§ Task brief
Please state how many lines in the records that follow include "this", with no other output.
--- The records Enclosed Below ---
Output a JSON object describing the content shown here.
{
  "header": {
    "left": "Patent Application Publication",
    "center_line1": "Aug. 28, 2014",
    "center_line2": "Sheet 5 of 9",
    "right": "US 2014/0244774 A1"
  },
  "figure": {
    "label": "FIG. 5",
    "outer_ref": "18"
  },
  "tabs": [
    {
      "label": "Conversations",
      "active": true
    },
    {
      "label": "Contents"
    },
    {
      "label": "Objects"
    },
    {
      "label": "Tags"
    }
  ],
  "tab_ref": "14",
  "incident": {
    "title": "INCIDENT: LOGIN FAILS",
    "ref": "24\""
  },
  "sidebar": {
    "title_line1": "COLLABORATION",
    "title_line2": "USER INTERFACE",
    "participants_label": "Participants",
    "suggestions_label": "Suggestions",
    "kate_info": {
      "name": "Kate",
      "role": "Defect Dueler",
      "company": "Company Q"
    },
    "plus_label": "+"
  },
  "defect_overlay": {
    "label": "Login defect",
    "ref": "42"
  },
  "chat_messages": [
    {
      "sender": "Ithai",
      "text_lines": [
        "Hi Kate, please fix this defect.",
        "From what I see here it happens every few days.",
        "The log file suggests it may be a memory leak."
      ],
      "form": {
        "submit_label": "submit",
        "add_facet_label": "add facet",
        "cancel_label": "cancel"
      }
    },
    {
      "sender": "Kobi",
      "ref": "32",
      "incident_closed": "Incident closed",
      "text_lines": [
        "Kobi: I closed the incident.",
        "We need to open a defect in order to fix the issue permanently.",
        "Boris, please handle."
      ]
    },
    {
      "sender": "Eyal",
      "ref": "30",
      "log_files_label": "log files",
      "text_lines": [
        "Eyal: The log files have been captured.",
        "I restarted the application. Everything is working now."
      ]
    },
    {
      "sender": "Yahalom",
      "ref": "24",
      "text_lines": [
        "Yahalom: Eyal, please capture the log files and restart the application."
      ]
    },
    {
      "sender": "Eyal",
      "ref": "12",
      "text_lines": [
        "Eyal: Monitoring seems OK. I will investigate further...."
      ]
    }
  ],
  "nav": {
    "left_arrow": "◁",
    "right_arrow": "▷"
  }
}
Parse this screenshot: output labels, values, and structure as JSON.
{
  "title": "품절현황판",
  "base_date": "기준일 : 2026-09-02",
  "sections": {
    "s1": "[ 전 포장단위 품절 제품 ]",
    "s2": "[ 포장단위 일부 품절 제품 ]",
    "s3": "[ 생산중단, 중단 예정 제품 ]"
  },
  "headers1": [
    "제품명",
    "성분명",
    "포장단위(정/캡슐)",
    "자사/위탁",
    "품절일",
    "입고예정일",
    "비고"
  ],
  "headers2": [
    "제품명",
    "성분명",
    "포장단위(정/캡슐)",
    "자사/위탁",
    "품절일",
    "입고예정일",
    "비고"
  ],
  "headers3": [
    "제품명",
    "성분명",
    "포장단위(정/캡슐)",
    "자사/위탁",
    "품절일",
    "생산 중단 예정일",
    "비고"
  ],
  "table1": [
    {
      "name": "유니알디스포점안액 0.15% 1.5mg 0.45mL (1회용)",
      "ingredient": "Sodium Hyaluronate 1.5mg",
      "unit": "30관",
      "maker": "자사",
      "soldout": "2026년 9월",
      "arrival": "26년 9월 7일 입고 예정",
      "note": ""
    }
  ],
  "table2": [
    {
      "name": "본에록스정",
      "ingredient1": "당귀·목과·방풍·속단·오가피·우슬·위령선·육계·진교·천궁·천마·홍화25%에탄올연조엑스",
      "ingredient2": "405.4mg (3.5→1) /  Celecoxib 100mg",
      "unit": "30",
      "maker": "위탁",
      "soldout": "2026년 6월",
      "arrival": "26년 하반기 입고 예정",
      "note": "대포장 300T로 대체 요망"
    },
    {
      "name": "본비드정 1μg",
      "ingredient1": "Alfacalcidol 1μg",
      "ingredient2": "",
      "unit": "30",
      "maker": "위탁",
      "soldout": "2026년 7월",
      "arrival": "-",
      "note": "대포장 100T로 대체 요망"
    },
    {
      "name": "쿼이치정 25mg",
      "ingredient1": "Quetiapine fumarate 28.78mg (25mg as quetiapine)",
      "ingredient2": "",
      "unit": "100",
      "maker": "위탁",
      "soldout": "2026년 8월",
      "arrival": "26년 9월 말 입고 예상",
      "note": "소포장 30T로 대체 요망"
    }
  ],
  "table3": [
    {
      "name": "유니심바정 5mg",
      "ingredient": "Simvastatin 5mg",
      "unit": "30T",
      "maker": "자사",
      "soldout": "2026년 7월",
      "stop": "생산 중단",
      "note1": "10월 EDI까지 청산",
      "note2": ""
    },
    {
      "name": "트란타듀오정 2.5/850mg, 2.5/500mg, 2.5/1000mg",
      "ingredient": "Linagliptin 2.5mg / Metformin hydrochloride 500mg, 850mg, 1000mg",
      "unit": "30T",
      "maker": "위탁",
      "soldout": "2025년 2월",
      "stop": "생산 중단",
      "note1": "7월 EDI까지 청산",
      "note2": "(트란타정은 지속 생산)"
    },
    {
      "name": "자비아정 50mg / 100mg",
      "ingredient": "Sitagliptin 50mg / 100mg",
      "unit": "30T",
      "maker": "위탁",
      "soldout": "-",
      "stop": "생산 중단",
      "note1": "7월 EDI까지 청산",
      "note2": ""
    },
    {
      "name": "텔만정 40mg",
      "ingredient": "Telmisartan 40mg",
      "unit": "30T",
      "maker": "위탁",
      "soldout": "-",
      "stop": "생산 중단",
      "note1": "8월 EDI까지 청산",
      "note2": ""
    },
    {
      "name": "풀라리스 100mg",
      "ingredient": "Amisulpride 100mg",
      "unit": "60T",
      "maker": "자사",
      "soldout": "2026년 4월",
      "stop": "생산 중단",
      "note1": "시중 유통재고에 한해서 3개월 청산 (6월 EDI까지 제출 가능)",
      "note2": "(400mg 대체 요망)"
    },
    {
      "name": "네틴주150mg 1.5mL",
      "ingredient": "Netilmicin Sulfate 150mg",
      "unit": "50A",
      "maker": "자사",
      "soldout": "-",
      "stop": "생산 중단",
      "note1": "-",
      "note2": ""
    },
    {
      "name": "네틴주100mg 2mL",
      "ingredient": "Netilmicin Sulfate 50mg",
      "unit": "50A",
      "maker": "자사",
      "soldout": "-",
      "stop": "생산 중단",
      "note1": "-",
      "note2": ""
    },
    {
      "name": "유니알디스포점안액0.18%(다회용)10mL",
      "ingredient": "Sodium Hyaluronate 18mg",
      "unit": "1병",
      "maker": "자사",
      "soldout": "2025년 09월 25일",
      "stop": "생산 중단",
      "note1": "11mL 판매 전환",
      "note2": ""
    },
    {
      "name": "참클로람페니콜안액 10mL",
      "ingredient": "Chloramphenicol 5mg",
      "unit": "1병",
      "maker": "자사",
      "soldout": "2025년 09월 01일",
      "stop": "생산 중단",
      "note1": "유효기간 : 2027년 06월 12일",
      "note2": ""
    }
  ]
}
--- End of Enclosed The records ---
§ Completed exercise
2